Buying a new vehicle can be a terrible headache, especially since dealers have such a bad reputation. It’d be nice if we could just get in and out without having to barter for a price or find the right financing option when buying the right car. Unfortunately, that isn’t the way things work. Dealer fraud is alive and well, and too few people know the signs to watch for when they walk through the front door. But what exactly is dealer fraud?
Dealers will likely use a number of uncouth tactics to seal you into a deal as quickly as possible. Dealer fraud encompasses a number of unlawful strategies, including financing options, advertising, negotiation, and exaggerated prices.
One tactic that dealers will use is the classic bait and switch. In this scenario, a dealer will advertise for a car that isn’t actually available. When you show up to purchase that car, the dealer will hit you over the head with a more expensive vehicle.
Another tactic takes the form of a mileage rollback. In this scenario, a car dealer will illegally alter the numbers displayed on a vehicle’s odometer in order to make it look less used than it actually is.
These days, it’s not difficult to find a full car history online. This can be especially beneficial since dealers are usually legally obligated to provide a full accounting of any serious damage that was incurred during a pre-owned vehicle’s lifespan. Considering how many vehicles were damaged in flooding during the 2017 hurricane season, this is even more important.
The good news is this: you have the right to sue if you encounter dealer fraud during your search for a new vehicle.

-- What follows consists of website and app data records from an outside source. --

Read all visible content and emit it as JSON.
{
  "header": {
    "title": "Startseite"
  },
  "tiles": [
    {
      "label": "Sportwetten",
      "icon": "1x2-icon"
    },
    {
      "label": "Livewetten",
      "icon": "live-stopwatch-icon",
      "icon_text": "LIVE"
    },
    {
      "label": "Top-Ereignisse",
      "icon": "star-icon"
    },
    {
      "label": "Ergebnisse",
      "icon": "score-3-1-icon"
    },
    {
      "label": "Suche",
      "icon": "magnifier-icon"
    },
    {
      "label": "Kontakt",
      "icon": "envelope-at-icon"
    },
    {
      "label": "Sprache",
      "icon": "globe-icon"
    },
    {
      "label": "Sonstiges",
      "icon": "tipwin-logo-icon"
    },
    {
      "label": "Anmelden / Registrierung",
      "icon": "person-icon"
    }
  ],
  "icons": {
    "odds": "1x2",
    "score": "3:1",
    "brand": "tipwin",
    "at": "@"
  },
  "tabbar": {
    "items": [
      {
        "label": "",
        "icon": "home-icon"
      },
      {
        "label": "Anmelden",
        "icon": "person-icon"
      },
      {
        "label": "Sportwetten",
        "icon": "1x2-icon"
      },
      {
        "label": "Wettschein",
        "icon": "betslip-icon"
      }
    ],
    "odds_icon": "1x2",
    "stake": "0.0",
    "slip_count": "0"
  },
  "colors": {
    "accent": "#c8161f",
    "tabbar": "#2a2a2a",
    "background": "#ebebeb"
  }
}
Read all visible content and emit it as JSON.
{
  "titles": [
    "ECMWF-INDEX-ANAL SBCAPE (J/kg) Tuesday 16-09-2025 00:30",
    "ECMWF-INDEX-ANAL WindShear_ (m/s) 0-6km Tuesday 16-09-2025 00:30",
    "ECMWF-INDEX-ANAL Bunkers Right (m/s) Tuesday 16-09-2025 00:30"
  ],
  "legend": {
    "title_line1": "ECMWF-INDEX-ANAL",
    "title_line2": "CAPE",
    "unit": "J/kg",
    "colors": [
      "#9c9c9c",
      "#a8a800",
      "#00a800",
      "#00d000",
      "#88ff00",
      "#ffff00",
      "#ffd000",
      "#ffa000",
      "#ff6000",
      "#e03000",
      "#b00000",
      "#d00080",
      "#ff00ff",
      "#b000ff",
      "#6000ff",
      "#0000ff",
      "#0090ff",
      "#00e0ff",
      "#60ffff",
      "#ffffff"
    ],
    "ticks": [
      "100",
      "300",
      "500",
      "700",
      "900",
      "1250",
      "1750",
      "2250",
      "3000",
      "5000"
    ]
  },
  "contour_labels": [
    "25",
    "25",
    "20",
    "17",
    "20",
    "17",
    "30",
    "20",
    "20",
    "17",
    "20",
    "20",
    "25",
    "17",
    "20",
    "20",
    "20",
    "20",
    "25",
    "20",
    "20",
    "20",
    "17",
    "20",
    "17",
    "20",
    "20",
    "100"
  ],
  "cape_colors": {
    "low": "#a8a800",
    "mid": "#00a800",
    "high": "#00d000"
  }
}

The problem is knowing what to look for, and most people don’t. When you start the search for a new car, be sure to research whether or not the dealer selling you your car is rated highly. On top of that, try to find a history of the car you want. This will help you avoid any unwanted surprises when it comes time to make the final purchase.